Gentlemen, start your game engines: building addictive worlds

Bad games can either make you throw your controller at the screen or inspire you to design better ones. If you think you can do better or are just interested in making games, a game design course like that offered by School of Game Design is one way to go to acquire the necessary skills. Game design isn’t producing a polished product, but sketching out the rules and strategies of games at the pre-production stage. Game designers dream up characters, gameplay, environment and storyline before the digital sculptors and animators get started on bringing it all to life as a finished game.

Beautiful graphics mean little unless they are based on engaging game dynamics. But they can be the icing on the cake of a well-designed game that has that elusive ‘one more go’ feel that keeps players glued to their controllers. It’s game designers who sit down at the drawing board stage and create stories and reward structures that make a game addictive and destined for greatness. They define how a game works in the same way an architect defines how a building works.

The School of Game Design offers a structured progression for a one-size-fits-all fee that grants a year’s access to all the resources on the site. Students start with the fundamentals of 2D game design using GameSalad, a drag-and-drop game creation tool that requires no programming knowledge. After mastering the basics and getting to grips with the physics engine, learners will create a Mario-style 2D platformer and then recreate the game Flappy Bird. There is also an opportunity to create an indie platformer along the lines of Manuganu, Badland, The Silent Age or Limbo.

With a foundation in 2D game design, it’s time to move on to 3D and the hugely powerful Unity3D game engine. Some C# training is thrown in at this stage for those without much programming knowledge – it is very useful when using the various tools and techniques that still lie ahead.

In Unity3D you get to build a level and populate it with characters whose movement and weapons options you define. When the world-building and gameplay specifics are complete it’s time to add some conflict in the form of your first 3D boss battle!
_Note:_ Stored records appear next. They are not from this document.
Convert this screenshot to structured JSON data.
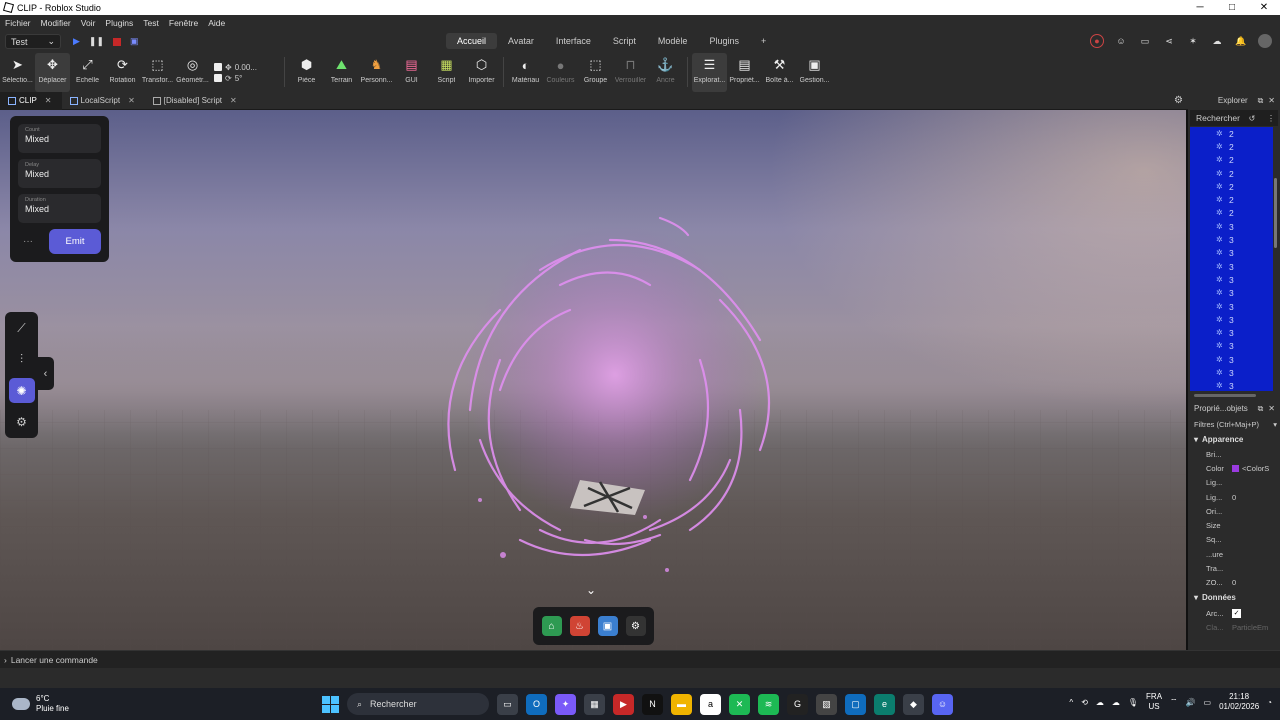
{
  "window": {
    "title": "CLIP - Roblox Studio",
    "controls": [
      "─",
      "□",
      "✕"
    ]
  },
  "menu": [
    "Fichier",
    "Modifier",
    "Voir",
    "Plugins",
    "Test",
    "Fenêtre",
    "Aide"
  ],
  "mode": {
    "value": "Test"
  },
  "ribbon_tabs": [
    {
      "label": "Accueil",
      "active": true
    },
    {
      "label": "Avatar"
    },
    {
      "label": "Interface"
    },
    {
      "label": "Script"
    },
    {
      "label": "Modèle"
    },
    {
      "label": "Plugins"
    },
    {
      "label": "+"
    }
  ],
  "toolbar": {
    "tools": [
      {
        "label": "Sélectio...",
        "icon": "cursor-icon",
        "glyph": "➤"
      },
      {
        "label": "Déplacer",
        "icon": "move-icon",
        "glyph": "✥",
        "active": true
      },
      {
        "label": "Échelle",
        "icon": "scale-icon",
        "glyph": "⤢"
      },
      {
        "label": "Rotation",
        "icon": "rotate-icon",
        "glyph": "⟳"
      },
      {
        "label": "Transfor...",
        "icon": "transform-icon",
        "glyph": "⬚"
      },
      {
        "label": "Géométr...",
        "icon": "geometry-icon",
        "glyph": "◎"
      }
    ],
    "snap": {
      "move": "0.00...",
      "rotate": "5°"
    },
    "tools2": [
      {
        "label": "Pièce",
        "icon": "part-icon",
        "glyph": "⬢"
      },
      {
        "label": "Terrain",
        "icon": "terrain-icon",
        "glyph": "⛰"
      },
      {
        "label": "Personn...",
        "icon": "character-icon",
        "glyph": "♞"
      },
      {
        "label": "GUI",
        "icon": "gui-icon",
        "glyph": "▤"
      },
      {
        "label": "Script",
        "icon": "script-icon",
        "glyph": "▦"
      },
      {
        "label": "Importer",
        "icon": "import-icon",
        "glyph": "⬡"
      },
      {
        "label": "Matériau",
        "icon": "material-icon",
        "glyph": "◐"
      },
      {
        "label": "Couleurs",
        "icon": "color-icon",
        "glyph": "●",
        "dim": true
      },
      {
        "label": "Groupe",
        "icon": "group-icon",
        "glyph": "⬚"
      },
      {
        "label": "Verrouiller",
        "icon": "lock-icon",
        "glyph": "🔒",
        "dim": true
      },
      {
        "label": "Ancre",
        "icon": "anchor-icon",
        "glyph": "⚓",
        "dim": true
      },
      {
        "label": "Explorat...",
        "icon": "explorer-icon",
        "glyph": "☰",
        "active": true
      },
      {
        "label": "Propriét...",
        "icon": "properties-icon",
        "glyph": "▤"
      },
      {
        "label": "Boîte à...",
        "icon": "toolbox-icon",
        "glyph": "⚒"
      },
      {
        "label": "Gestion...",
        "icon": "asset-manager-icon",
        "glyph": "▣"
      }
    ]
  },
  "doc_tabs": [
    {
      "label": "CLIP",
      "active": true
    },
    {
      "label": "LocalScript"
    },
    {
      "label": "[Disabled] Script"
    }
  ],
  "emitter": {
    "fields": [
      {
        "label": "Count",
        "value": "Mixed"
      },
      {
        "label": "Delay",
        "value": "Mixed"
      },
      {
        "label": "Duration",
        "value": "Mixed"
      }
    ],
    "more": "···",
    "emit_label": "Emit"
  },
  "command": {
    "placeholder": "Lancer une commande"
  },
  "explorer": {
    "title": "Explorer",
    "search": "Rechercher",
    "items": [
      "2",
      "2",
      "2",
      "2",
      "2",
      "2",
      "2",
      "3",
      "3",
      "3",
      "3",
      "3",
      "3",
      "3",
      "3",
      "3",
      "3",
      "3",
      "3",
      "3"
    ]
  },
  "properties": {
    "title": "Proprié...objets",
    "filter": "Filtres (Ctrl+Maj+P)",
    "sections": [
      {
        "name": "Apparence",
        "props": [
          {
            "name": "Bri...",
            "value": ""
          },
          {
            "name": "Color",
            "value": "<ColorS",
            "swatch": "#9a3be0"
          },
          {
            "name": "Lig...",
            "value": ""
          },
          {
            "name": "Lig...",
            "value": "0"
          },
          {
            "name": "Ori...",
            "value": ""
          },
          {
            "name": "Size",
            "value": ""
          },
          {
            "name": "Sq...",
            "value": ""
          },
          {
            "name": "...ure",
            "value": ""
          },
          {
            "name": "Tra...",
            "value": ""
          },
          {
            "name": "ZO...",
            "value": "0"
          }
        ]
      },
      {
        "name": "Données",
        "props": [
          {
            "name": "Arc...",
            "value": "",
            "checkbox": true
          },
          {
            "name": "Cla...",
            "value": "ParticleEm",
            "dim": true
          }
        ]
      }
    ]
  },
  "taskbar": {
    "weather_temp": "6°C",
    "weather_desc": "Pluie fine",
    "search": "Rechercher",
    "lang1": "FRA",
    "lang2": "US",
    "time": "21:18",
    "date": "01/02/2026"
  },
  "colors": {
    "accent": "#5b5bd6",
    "explorer_select": "#0b1fc9",
    "particle": "#d98ae8"
  }
}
There’s a course on Unity3D’s powerful particle effects, which can be used to create smoke, fire, snow, leaves and many other visual treats. It then remains to recreate another classic game, the isometric 2.5D chicken-splatter frenzy Crossy Road. At the end of all this, students will have a portfolio of work and a bag of experience they can take to game studios to show their skills.